── Record set

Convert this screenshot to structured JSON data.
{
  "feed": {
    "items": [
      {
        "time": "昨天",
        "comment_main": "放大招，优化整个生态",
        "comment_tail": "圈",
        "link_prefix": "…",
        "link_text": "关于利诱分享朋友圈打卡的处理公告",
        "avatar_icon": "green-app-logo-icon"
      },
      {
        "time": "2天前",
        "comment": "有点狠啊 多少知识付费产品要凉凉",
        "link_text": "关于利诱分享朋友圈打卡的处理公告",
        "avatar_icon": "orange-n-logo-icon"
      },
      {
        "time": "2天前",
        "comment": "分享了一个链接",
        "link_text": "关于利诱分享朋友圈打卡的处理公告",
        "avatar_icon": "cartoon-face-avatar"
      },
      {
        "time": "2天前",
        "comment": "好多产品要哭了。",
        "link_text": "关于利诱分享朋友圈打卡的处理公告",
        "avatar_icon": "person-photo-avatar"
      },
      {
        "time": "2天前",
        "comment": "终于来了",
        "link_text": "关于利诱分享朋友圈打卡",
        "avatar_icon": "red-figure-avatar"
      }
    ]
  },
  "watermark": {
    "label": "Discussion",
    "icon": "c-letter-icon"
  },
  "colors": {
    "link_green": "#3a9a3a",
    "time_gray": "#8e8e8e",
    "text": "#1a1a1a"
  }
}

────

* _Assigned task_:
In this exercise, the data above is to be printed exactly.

* _Output below_:
Convert this screenshot to structured JSON data.
{
  "feed": {
    "items": [
      {
        "time": "昨天",
        "comment_main": "放大招，优化整个生态",
        "comment_tail": "圈",
        "link_prefix": "…",
        "link_text": "关于利诱分享朋友圈打卡的处理公告",
        "avatar_icon": "green-app-logo-icon"
      },
      {
        "time": "2天前",
        "comment": "有点狠啊 多少知识付费产品要凉凉",
        "link_text": "关于利诱分享朋友圈打卡的处理公告",
        "avatar_icon": "orange-n-logo-icon"
      },
      {
        "time": "2天前",
        "comment": "分享了一个链接",
        "link_text": "关于利诱分享朋友圈打卡的处理公告",
        "avatar_icon": "cartoon-face-avatar"
      },
      {
        "time": "2天前",
        "comment": "好多产品要哭了。",
        "link_text": "关于利诱分享朋友圈打卡的处理公告",
        "avatar_icon": "person-photo-avatar"
      },
      {
        "time": "2天前",
        "comment": "终于来了",
        "link_text": "关于利诱分享朋友圈打卡",
        "avatar_icon": "red-figure-avatar"
      }
    ]
  },
  "watermark": {
    "label": "Discussion",
    "icon": "c-letter-icon"
  },
  "colors": {
    "link_green": "#3a9a3a",
    "time_gray": "#8e8e8e",
    "text": "#1a1a1a"
  }
}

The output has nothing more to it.